_Records for the task_:
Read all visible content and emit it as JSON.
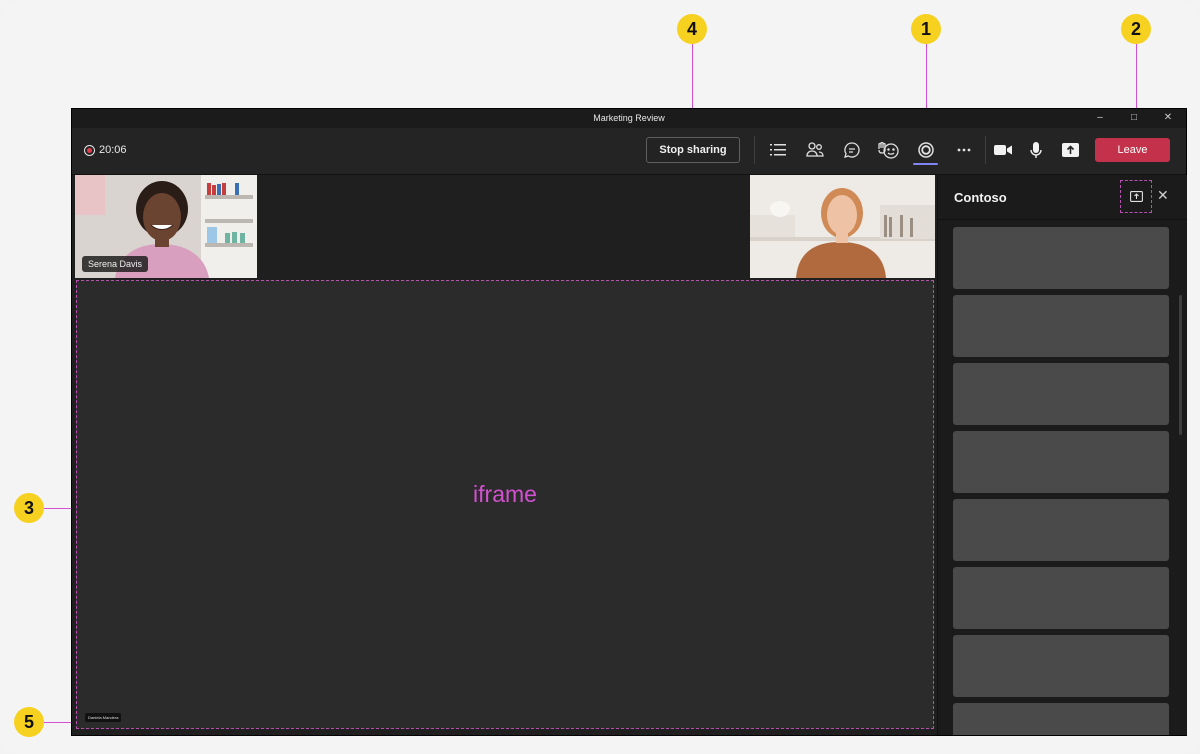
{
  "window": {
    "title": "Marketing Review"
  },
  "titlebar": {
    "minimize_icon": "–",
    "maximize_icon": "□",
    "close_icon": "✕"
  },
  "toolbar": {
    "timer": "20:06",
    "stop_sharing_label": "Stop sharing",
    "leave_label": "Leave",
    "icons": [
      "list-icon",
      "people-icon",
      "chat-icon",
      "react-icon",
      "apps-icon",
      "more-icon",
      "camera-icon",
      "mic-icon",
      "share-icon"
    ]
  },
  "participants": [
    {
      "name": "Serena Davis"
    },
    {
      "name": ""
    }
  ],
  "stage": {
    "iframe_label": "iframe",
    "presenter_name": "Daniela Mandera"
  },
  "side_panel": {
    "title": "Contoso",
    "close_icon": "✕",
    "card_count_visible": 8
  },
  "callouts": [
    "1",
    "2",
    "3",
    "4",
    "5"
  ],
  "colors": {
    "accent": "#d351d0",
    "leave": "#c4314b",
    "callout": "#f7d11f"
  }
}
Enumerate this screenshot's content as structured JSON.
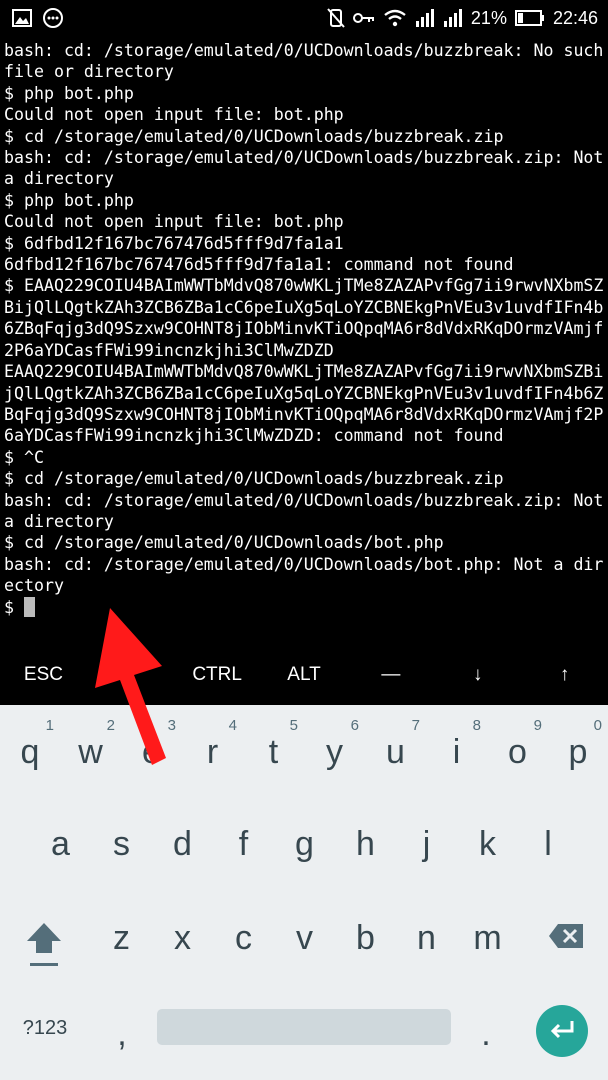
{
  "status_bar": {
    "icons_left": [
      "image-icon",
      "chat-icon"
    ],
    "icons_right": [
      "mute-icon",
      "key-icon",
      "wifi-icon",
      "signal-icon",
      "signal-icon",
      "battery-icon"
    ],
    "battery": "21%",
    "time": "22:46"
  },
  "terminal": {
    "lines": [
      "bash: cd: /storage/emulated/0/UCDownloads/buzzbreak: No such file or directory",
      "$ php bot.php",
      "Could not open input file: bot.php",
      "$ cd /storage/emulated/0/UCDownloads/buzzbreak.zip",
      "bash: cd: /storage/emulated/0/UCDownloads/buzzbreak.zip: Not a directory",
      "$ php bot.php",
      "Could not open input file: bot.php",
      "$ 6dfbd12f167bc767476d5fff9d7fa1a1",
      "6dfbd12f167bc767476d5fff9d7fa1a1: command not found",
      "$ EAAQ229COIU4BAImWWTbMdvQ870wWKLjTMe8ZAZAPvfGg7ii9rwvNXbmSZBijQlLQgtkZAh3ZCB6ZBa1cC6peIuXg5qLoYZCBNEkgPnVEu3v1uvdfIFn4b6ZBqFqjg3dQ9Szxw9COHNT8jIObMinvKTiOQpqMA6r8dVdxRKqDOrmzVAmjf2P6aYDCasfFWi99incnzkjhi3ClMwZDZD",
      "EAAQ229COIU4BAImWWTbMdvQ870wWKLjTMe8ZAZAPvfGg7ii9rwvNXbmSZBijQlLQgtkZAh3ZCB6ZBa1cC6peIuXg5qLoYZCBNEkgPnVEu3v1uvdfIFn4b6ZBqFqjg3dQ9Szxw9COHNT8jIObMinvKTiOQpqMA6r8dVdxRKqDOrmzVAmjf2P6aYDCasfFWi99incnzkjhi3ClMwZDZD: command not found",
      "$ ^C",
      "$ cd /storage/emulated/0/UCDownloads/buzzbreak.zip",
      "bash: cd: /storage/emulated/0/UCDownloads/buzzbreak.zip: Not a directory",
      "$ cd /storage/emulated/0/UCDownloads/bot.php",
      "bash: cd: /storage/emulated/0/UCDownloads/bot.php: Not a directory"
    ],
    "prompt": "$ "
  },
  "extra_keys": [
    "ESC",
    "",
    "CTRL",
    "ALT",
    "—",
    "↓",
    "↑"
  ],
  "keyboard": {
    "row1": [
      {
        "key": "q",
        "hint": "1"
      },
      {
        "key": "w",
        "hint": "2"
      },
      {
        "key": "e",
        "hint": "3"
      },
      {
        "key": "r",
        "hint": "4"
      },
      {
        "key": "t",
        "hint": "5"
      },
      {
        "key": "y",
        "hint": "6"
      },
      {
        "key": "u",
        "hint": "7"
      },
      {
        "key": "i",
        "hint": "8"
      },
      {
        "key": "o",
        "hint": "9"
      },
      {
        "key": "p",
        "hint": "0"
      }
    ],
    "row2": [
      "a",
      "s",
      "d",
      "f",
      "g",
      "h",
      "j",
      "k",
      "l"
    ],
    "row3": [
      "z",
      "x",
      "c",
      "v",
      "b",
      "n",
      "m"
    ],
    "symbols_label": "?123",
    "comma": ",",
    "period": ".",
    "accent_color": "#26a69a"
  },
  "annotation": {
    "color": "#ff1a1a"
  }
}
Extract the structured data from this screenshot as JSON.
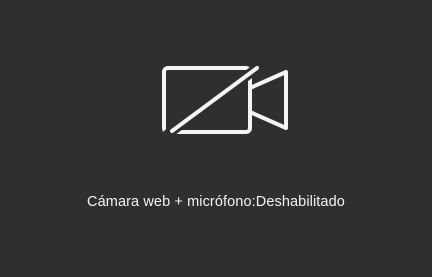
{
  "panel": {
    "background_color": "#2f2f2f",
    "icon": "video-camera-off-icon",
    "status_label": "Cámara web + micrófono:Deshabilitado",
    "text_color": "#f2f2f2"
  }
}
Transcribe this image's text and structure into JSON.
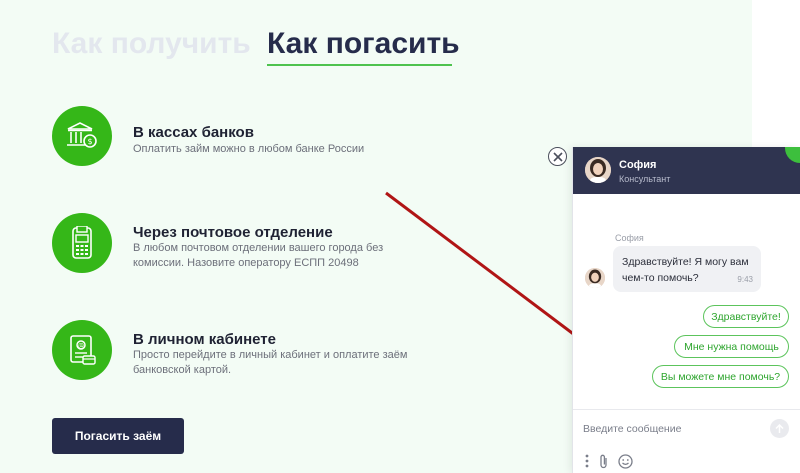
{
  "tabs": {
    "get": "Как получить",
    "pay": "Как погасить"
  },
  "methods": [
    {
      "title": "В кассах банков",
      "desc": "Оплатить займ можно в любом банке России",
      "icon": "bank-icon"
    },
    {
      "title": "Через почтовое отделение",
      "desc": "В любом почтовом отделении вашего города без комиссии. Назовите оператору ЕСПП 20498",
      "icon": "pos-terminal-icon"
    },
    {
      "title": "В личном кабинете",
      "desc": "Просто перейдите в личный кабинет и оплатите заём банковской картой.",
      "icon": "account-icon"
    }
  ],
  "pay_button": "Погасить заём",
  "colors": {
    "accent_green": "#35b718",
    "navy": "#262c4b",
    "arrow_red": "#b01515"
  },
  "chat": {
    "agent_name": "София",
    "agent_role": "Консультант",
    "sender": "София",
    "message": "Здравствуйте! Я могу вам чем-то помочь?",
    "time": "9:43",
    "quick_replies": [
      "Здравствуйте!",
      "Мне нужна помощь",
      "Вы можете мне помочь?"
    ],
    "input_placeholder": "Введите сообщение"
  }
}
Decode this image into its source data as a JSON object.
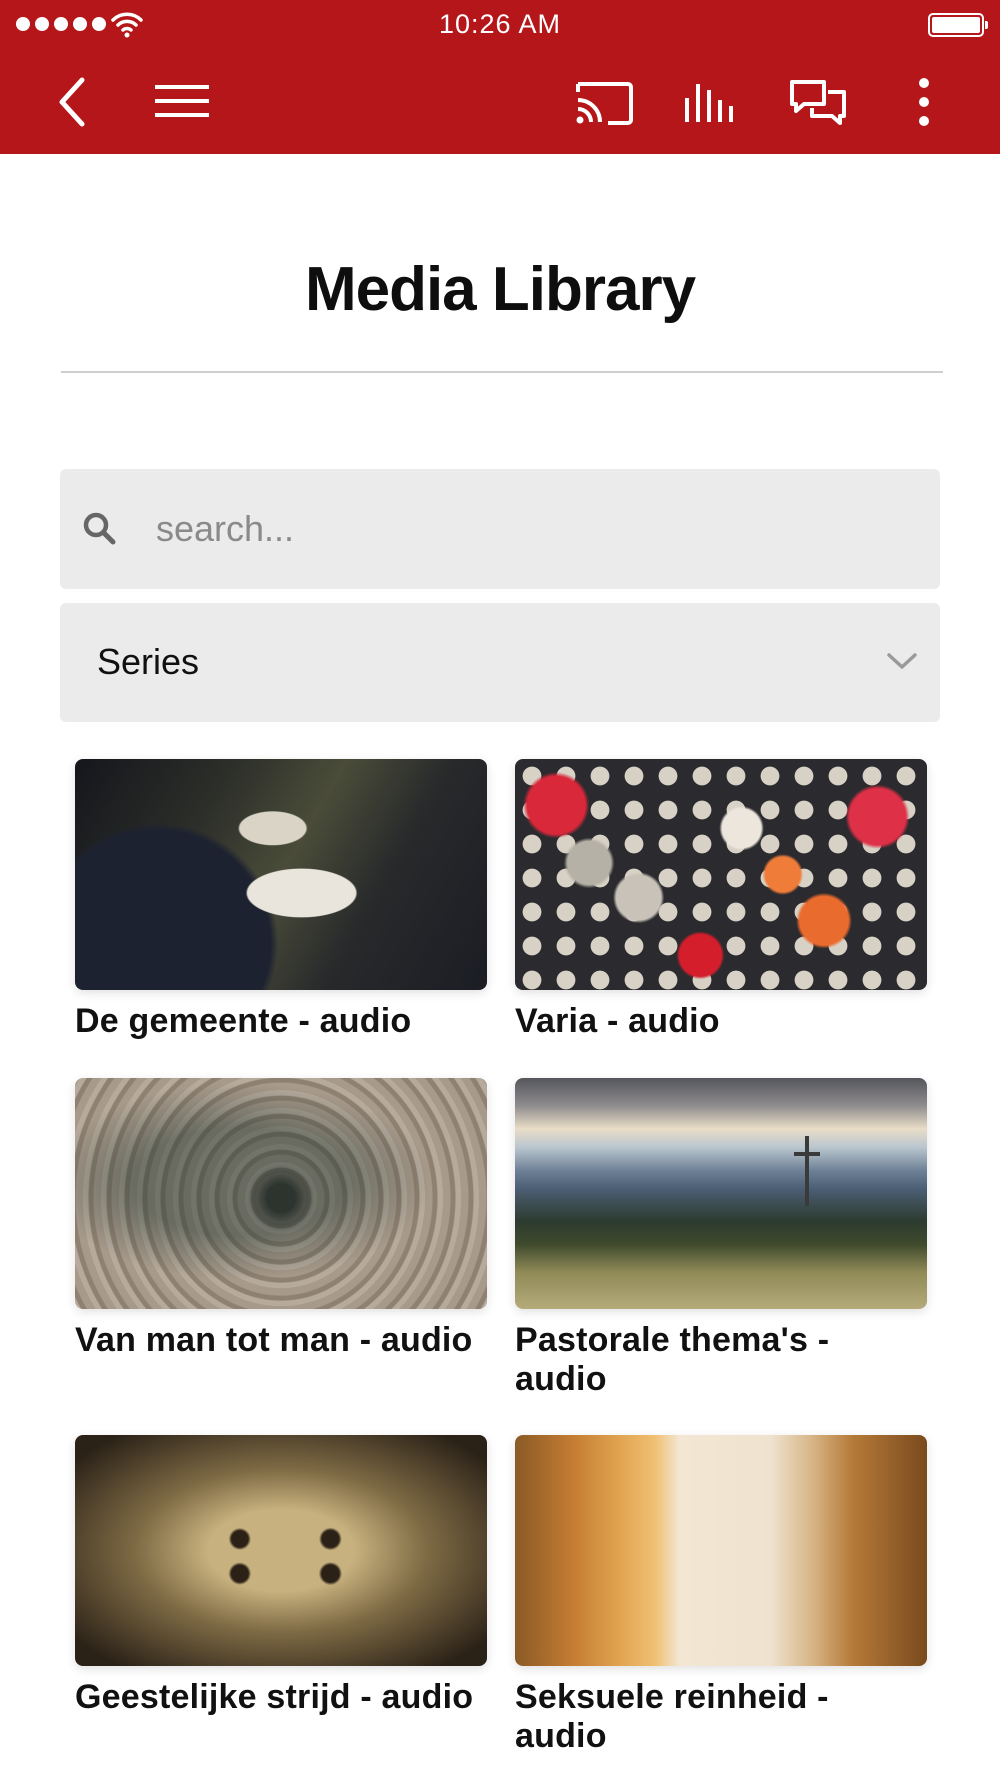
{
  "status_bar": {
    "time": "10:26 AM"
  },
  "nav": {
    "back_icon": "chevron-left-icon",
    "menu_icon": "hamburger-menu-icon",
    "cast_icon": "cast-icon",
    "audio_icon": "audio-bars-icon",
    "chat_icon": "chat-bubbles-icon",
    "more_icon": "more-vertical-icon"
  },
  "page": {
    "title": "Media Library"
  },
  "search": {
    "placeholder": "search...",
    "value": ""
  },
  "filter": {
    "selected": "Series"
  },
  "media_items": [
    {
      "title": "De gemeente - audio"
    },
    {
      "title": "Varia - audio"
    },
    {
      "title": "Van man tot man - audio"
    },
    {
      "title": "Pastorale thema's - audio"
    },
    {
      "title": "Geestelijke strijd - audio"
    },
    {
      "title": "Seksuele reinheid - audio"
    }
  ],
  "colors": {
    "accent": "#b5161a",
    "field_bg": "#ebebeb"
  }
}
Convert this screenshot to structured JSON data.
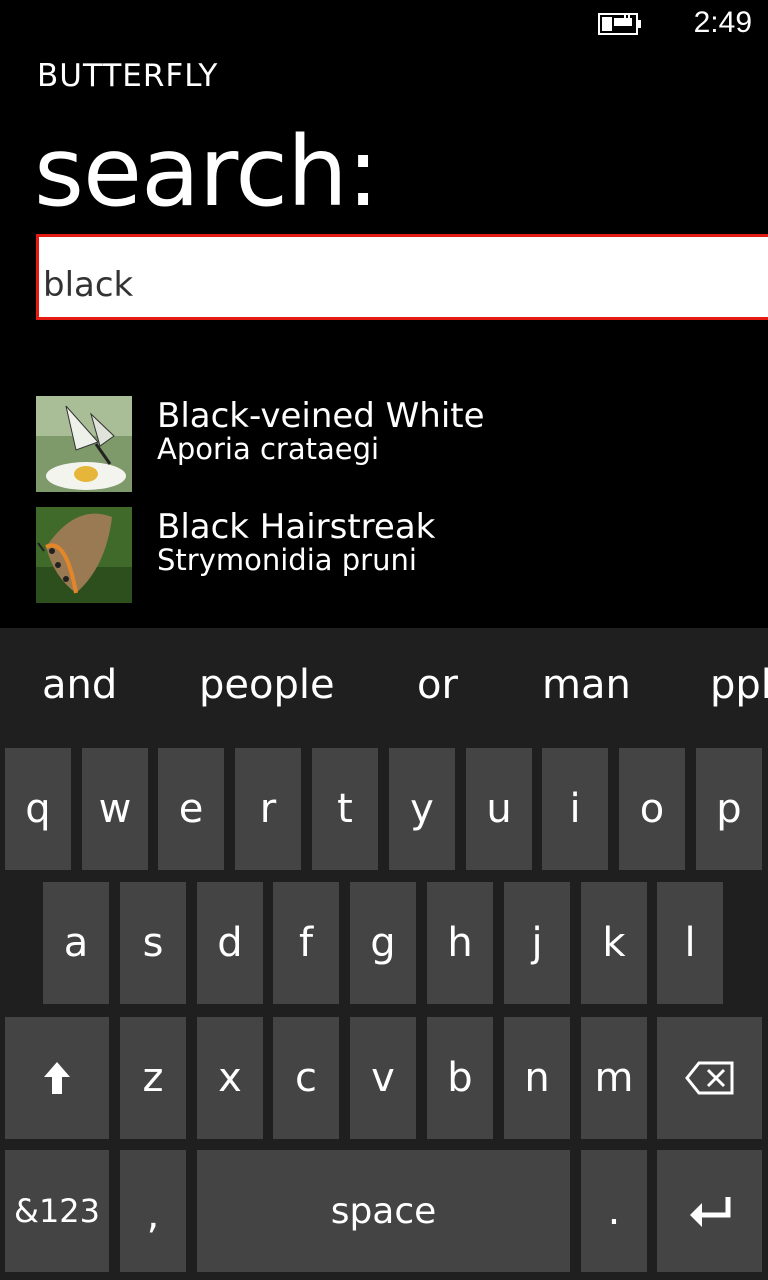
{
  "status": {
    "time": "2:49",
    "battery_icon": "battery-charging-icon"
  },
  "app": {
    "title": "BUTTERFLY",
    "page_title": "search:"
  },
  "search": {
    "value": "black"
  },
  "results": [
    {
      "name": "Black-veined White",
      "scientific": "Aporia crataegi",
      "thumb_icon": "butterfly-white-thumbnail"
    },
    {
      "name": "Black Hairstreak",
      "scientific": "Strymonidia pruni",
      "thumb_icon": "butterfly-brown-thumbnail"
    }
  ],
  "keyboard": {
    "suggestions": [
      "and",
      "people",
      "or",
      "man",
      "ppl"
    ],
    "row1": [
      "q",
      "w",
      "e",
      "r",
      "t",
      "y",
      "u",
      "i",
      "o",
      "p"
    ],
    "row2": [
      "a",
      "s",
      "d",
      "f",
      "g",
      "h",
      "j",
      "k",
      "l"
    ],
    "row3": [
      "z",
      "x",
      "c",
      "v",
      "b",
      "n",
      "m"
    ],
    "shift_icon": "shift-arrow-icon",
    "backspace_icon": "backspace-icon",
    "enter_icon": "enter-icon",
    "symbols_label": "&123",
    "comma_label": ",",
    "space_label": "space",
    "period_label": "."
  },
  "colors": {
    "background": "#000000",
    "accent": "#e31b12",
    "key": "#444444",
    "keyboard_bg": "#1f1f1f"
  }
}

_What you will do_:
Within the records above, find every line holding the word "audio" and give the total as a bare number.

_Answer space_:
7